            Now why is that so important? Do you remember our international coastal highway? The International Coastal Highway comes up the coastal plain from Egypt. As it makes its way, it’s got to get through this Mount Carmel range. There are three ways to do it. One goes here [to the northwest], one goes here [past Megiddo], the other swings around this way {Dothan Valley]. Now, the second thing you need to remember is the importance of the Trans-Jordanian Highway. The third thing is the trunk route connecting the Trans-Jordanian highway and the International Coastal Highway carrying all of the spice trade, among other commodities.  The trunk route swings right past Dothan and on down to Egypt. Even the geography is part of God’s sovereign design because Joseph is sitting there [in Dothan] in a cistern when the brothers decided they better not kill him after all. He is sold off to this caravan of traders on their way to Egypt. God’s sovereign purposes work all things out for good.

Literary Issues

There are a couple literary issues to note. Just remember this story when we start talking about the Book of Esther near the end of the semester.  We will revisit this at that time. There are some similarities. And then in your Old Testament Parallels there is the story of Anubis and Bata. I’m not going to wax so long on the Judah narrative. Usually I ask lots of questions in terms of why is it here and why it interrupts the narrative that started in ch 37 – but we’re wrestling with the clock this term.

Brief Observations on the Joseph Narrative

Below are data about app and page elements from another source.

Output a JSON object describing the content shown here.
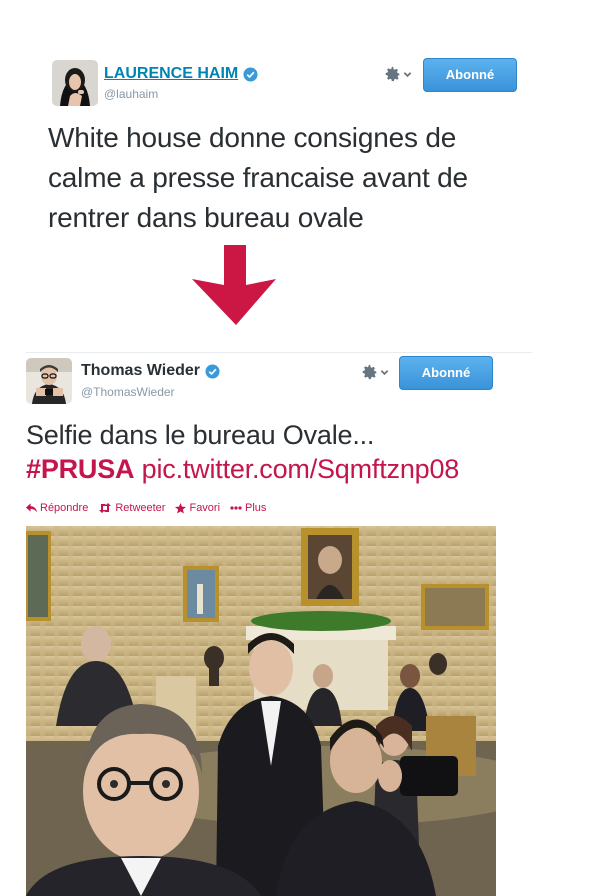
{
  "tweets": [
    {
      "display_name": "LAURENCE HAIM",
      "handle": "@lauhaim",
      "verified": true,
      "follow_label": "Abonné",
      "text": "White house donne consignes de calme a presse francaise avant de rentrer dans bureau ovale"
    },
    {
      "display_name": "Thomas Wieder",
      "handle": "@ThomasWieder",
      "verified": true,
      "follow_label": "Abonné",
      "text": "Selfie dans le bureau Ovale...",
      "hashtag": "#PRUSA",
      "link": "pic.twitter.com/Sqmftznp08",
      "actions": {
        "reply": "Répondre",
        "retweet": "Retweeter",
        "favorite": "Favori",
        "more": "Plus"
      }
    }
  ],
  "colors": {
    "accent": "#c4154c",
    "link_blue": "#0084b4",
    "follow_button": "#3a93d9",
    "arrow": "#cc1744",
    "verified": "#3a9ad9"
  },
  "icons": [
    "verified-badge-icon",
    "gear-icon",
    "chevron-down-icon",
    "reply-icon",
    "retweet-icon",
    "star-icon",
    "ellipsis-icon",
    "down-arrow"
  ]
}
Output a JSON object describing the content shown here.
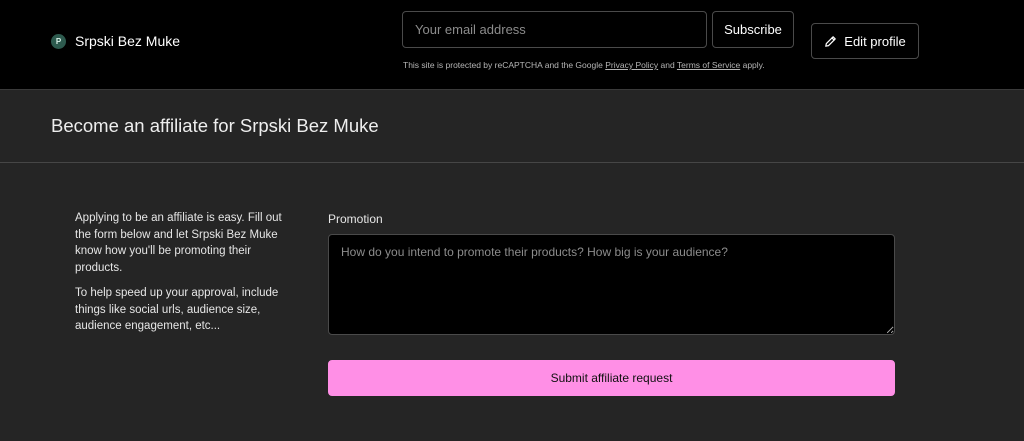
{
  "header": {
    "brand_initial": "P",
    "brand_name": "Srpski Bez Muke",
    "email_placeholder": "Your email address",
    "subscribe_label": "Subscribe",
    "recaptcha": {
      "prefix": "This site is protected by reCAPTCHA and the Google",
      "privacy_label": "Privacy Policy",
      "and": "and",
      "terms_label": "Terms of Service",
      "suffix": "apply."
    },
    "edit_profile_label": "Edit profile",
    "edit_icon": "pencil-icon"
  },
  "page": {
    "title": "Become an affiliate for Srpski Bez Muke"
  },
  "intro": {
    "paragraph_1": "Applying to be an affiliate is easy. Fill out the form below and let Srpski Bez Muke know how you'll be promoting their products.",
    "paragraph_2": "To help speed up your approval, include things like social urls, audience size, audience engagement, etc..."
  },
  "form": {
    "promotion_label": "Promotion",
    "promotion_value": "",
    "promotion_placeholder": "How do you intend to promote their products? How big is your audience?",
    "submit_label": "Submit affiliate request"
  },
  "colors": {
    "background": "#252525",
    "topbar": "#000000",
    "accent": "#ff8fe6",
    "avatar": "#2d5a4e"
  }
}
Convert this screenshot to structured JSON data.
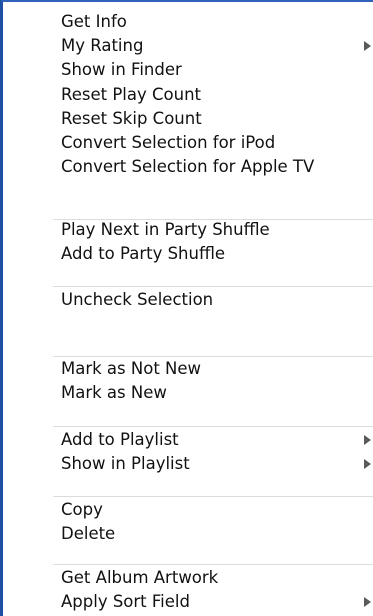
{
  "menu": {
    "groups": [
      {
        "items": [
          {
            "label": "Get Info",
            "submenu": false
          },
          {
            "label": "My Rating",
            "submenu": true
          },
          {
            "label": "Show in Finder",
            "submenu": false
          },
          {
            "label": "Reset Play Count",
            "submenu": false
          },
          {
            "label": "Reset Skip Count",
            "submenu": false
          },
          {
            "label": "Convert Selection for iPod",
            "submenu": false
          },
          {
            "label": "Convert Selection for Apple TV",
            "submenu": false
          }
        ]
      },
      {
        "items": [
          {
            "label": "Play Next in Party Shuffle",
            "submenu": false
          },
          {
            "label": "Add to Party Shuffle",
            "submenu": false
          }
        ]
      },
      {
        "items": [
          {
            "label": "Uncheck Selection",
            "submenu": false
          }
        ]
      },
      {
        "items": [
          {
            "label": "Mark as Not New",
            "submenu": false
          },
          {
            "label": "Mark as New",
            "submenu": false
          }
        ]
      },
      {
        "items": [
          {
            "label": "Add to Playlist",
            "submenu": true
          },
          {
            "label": "Show in Playlist",
            "submenu": true
          }
        ]
      },
      {
        "items": [
          {
            "label": "Copy",
            "submenu": false
          },
          {
            "label": "Delete",
            "submenu": false
          }
        ]
      },
      {
        "items": [
          {
            "label": "Get Album Artwork",
            "submenu": false
          },
          {
            "label": "Apply Sort Field",
            "submenu": true
          }
        ]
      }
    ]
  }
}
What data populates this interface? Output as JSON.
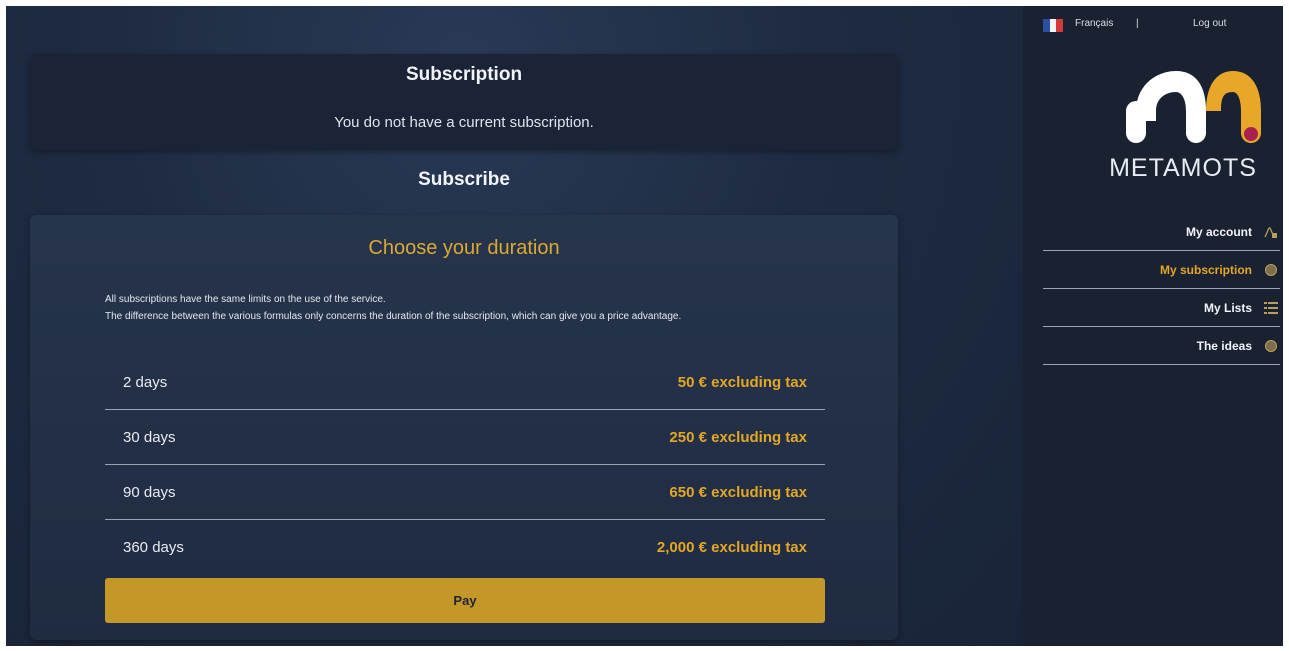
{
  "subscription": {
    "title": "Subscription",
    "status_text": "You do not have a current subscription."
  },
  "subscribe": {
    "title": "Subscribe",
    "choose_title": "Choose your duration",
    "description_line1": "All subscriptions have the same limits on the use of the service.",
    "description_line2": "The difference between the various formulas only concerns the duration of the subscription, which can give you a price advantage.",
    "options": [
      {
        "duration": "2 days",
        "price": "50 € excluding tax"
      },
      {
        "duration": "30 days",
        "price": "250 € excluding tax"
      },
      {
        "duration": "90 days",
        "price": "650 € excluding tax"
      },
      {
        "duration": "360 days",
        "price": "2,000 € excluding tax"
      }
    ],
    "pay_label": "Pay"
  },
  "header": {
    "language": "Français",
    "separator": "|",
    "logout": "Log out"
  },
  "brand": {
    "name": "METAMOTS"
  },
  "nav": {
    "items": [
      {
        "label": "My account",
        "icon": "account-icon",
        "active": false
      },
      {
        "label": "My subscription",
        "icon": "circle-icon",
        "active": true
      },
      {
        "label": "My Lists",
        "icon": "list-icon",
        "active": false
      },
      {
        "label": "The ideas",
        "icon": "circle-icon",
        "active": false
      }
    ]
  },
  "colors": {
    "accent": "#e3a723",
    "pay_button": "#c49828",
    "background": "#1f2b41",
    "logo_dot": "#a8224e"
  }
}
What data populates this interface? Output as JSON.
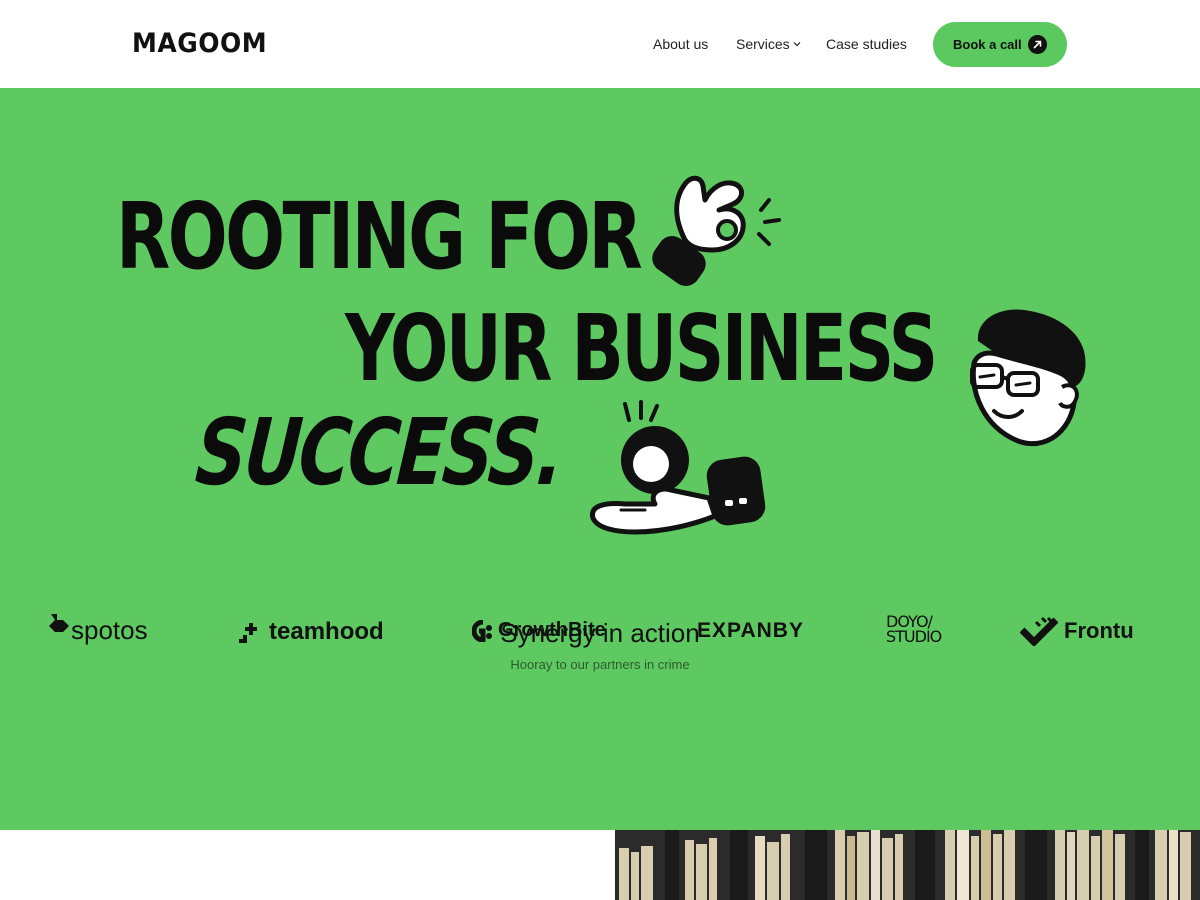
{
  "header": {
    "logo": "MAGOOM",
    "nav": [
      {
        "label": "About us"
      },
      {
        "label": "Services"
      },
      {
        "label": "Case studies"
      }
    ],
    "cta_label": "Book a call"
  },
  "hero": {
    "line1": "ROOTING FOR",
    "line2": "YOUR BUSINESS",
    "line3": "SUCCESS."
  },
  "partners_section": {
    "title": "Synergy in action",
    "subtitle": "Hooray to our partners in crime",
    "partners": [
      {
        "name": "spotos",
        "icon": "spotos-logo-icon"
      },
      {
        "name": "teamhood",
        "icon": "teamhood-logo-icon"
      },
      {
        "name": "GrowthBite",
        "icon": "growthbite-logo-icon"
      },
      {
        "name": "EXPANBY",
        "icon": "expanby-logo"
      },
      {
        "name_line1": "DOYO/",
        "name_line2": "STUDIO"
      },
      {
        "name": "Frontu",
        "icon": "frontu-logo-icon"
      }
    ]
  },
  "colors": {
    "brand_green": "#5ec961",
    "button_green": "#5bc95f",
    "ink": "#111111"
  }
}
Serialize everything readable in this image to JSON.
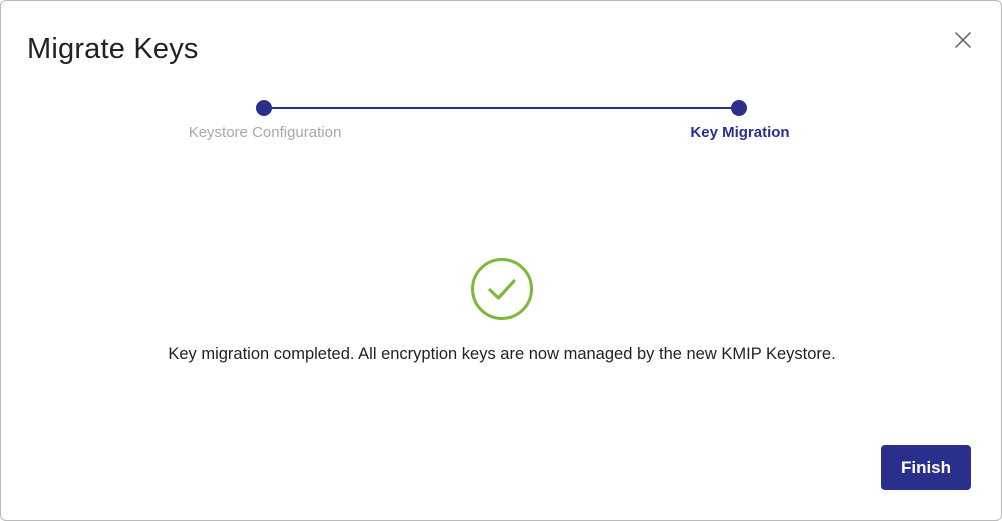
{
  "dialog": {
    "title": "Migrate Keys",
    "close_icon": "close-icon"
  },
  "stepper": {
    "steps": [
      {
        "label": "Keystore Configuration",
        "state": "completed"
      },
      {
        "label": "Key Migration",
        "state": "active"
      }
    ],
    "accent_color": "#2b2f8c",
    "inactive_label_color": "#a8a8ab"
  },
  "result": {
    "icon": "check-circle-icon",
    "icon_color": "#7cb83a",
    "message": "Key migration completed. All encryption keys are now managed by the new KMIP Keystore."
  },
  "footer": {
    "finish_label": "Finish",
    "button_color": "#2b2f8c"
  }
}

            We do want to think about the Joseph narrative in terms of God’s preparation of Joseph, including his time as prisoner.  (This is all in your lecture outline.)  Just several highlights:  Think in terms of the long robe that Jacob gave to him. Remember the material about inheritance that we talked about, when God clothed Adam and Eve as a signal that he was indeed recognizing them as children?  Clothing has importance. This robe is even more than that. The Hebrew term a special word; it only shows up again in the Hebrew Bible with reference to one of David’s daughters, in a story we’re going to come to later on when we study David. So, there seems to be something pretty remarkable about this robe; it’s probably symbolic of the fact that Joseph has now gotten the first-born rights. And that would not make his brothers terribly happy if he’s flaunting it, especially since his brothers are older.
            We also have the dreams which indicate that they’re all going to be bowing down to him. That  also doesn’t go over terribly well. And finally, we see what happens at Dothan. He’s also a favorite slave of Potiphar  until, of course, Potiphar’s wife likes him so much, that she frames him, gets him into trouble, and then he’s a prisoner. And as a prisoner, he has a series of opportunities to interpret dreams again. Notice Joseph and dreams. Notice the two-ness, two witnesses in these two dreams, multiple dreams of Pharaoh, multiple dreams of the butler, the baker, multiple dreams of Joseph earlier, two witnesses on these things. Advice to Pharaoh and appointment to the ruling position, and we know what happens after that, don’t we? The brothers come; you know that story.  

And with my apologies for a very much abbreviated lecture!  If nothing else, I hope you will ponder the implications of God’s sovereignty in regard to dealing with potential bitterness.

Transcribed by Wonji Kim
                Rough edited by Ted Hildebrandt
                Final Edit:  Dr. Elaine Phillipsa